When only some dozen men of my group remained, an SS officer came in a car (he had gold epaulets and a green hat with a black band and a skull and crossbones), who gave an order for us to be led to a church in Wola immediately. As I speak German, I understood what he said. The SS officer left. The SA man asked for 100 volunteers for unloading wagons, promising the canned food in reward, and that they would be escorted to Wola at 5.00 p.m. One hundred men volunteered.

During my stay in the Saint Adalbert church (until 27 August), that group was not brought there. Of those people, I knew Mierzyński from Sierakowska Street 4, a janitor from Dzika 17 named Ruciński, and a few others by sight. As far as I know, their fate remains unknown to this day.

Next, the rest of us were led away, except for four men, inhabitants of Dzika Street – among them there was Kornacki, I don’t remember the names of the rest – who had been beaten during interrogation. A group of the remaining men, including me, was led to the St Adalbert church. The Germans were using me and other younger men to perform various tasks (taking down or building barricades, loading ammunition etc.).

On 26 August, with a group of 20 men, I was taken to load wagons in the warehouses at Stawki Street. Along with three other men (Bożymowski, residing in Ursus, and Józef Zatajko, residing in the Poznań Voivodeship, who was a janitor at a stonemason’s at Dzika Street 17 during the German occupation), I managed to get to a house at Dzika Street 17 under escort. In the yard of that house, on the left side of the entrance, I noticed a large pile (5 meters wide, 5 meters long and 4 meters high) of corpses by the paling. The bodies were slightly charred. I recognized the corpse of Kornacki, the old men (in striped clothes) and old women from the shelter, and also civilian women. The majority, however, were men.
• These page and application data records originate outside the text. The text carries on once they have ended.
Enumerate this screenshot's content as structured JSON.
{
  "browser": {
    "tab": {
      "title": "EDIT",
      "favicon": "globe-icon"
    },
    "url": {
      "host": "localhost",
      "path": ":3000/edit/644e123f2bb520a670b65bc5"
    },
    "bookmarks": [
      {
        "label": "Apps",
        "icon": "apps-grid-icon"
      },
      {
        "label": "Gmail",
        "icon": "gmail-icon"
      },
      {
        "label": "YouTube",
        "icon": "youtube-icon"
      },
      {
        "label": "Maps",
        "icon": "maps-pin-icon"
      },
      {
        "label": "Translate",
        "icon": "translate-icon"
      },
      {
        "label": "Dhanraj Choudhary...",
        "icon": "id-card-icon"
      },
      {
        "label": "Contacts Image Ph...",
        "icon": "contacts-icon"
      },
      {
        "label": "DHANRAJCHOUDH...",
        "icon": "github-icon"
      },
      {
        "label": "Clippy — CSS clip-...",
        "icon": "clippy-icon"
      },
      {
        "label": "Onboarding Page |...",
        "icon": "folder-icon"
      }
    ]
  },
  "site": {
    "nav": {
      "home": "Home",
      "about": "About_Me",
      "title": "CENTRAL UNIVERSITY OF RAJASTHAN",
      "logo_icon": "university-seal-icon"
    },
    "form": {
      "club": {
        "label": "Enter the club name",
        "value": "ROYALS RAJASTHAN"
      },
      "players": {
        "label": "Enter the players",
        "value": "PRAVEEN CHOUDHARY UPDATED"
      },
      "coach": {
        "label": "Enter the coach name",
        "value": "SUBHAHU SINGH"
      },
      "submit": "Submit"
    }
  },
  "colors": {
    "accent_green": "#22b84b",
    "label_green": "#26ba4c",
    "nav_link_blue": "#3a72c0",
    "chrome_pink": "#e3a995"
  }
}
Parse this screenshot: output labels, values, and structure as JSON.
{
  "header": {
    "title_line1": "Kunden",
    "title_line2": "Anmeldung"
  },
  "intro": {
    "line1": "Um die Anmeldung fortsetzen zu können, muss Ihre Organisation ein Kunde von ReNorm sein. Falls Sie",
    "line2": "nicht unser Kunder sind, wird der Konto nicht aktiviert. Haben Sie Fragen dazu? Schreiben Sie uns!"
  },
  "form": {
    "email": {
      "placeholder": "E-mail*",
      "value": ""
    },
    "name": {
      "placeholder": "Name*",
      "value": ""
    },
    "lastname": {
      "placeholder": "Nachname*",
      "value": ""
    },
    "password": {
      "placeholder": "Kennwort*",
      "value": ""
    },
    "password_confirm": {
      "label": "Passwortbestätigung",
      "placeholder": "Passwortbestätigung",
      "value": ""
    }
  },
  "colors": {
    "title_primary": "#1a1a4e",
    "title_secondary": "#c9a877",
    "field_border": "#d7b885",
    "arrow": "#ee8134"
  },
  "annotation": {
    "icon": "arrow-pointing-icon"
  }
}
On 27 August 1944, I was deported from the church to Pruszków and then to the concentration camp in Stutthoff.

At this the report was closed and read out.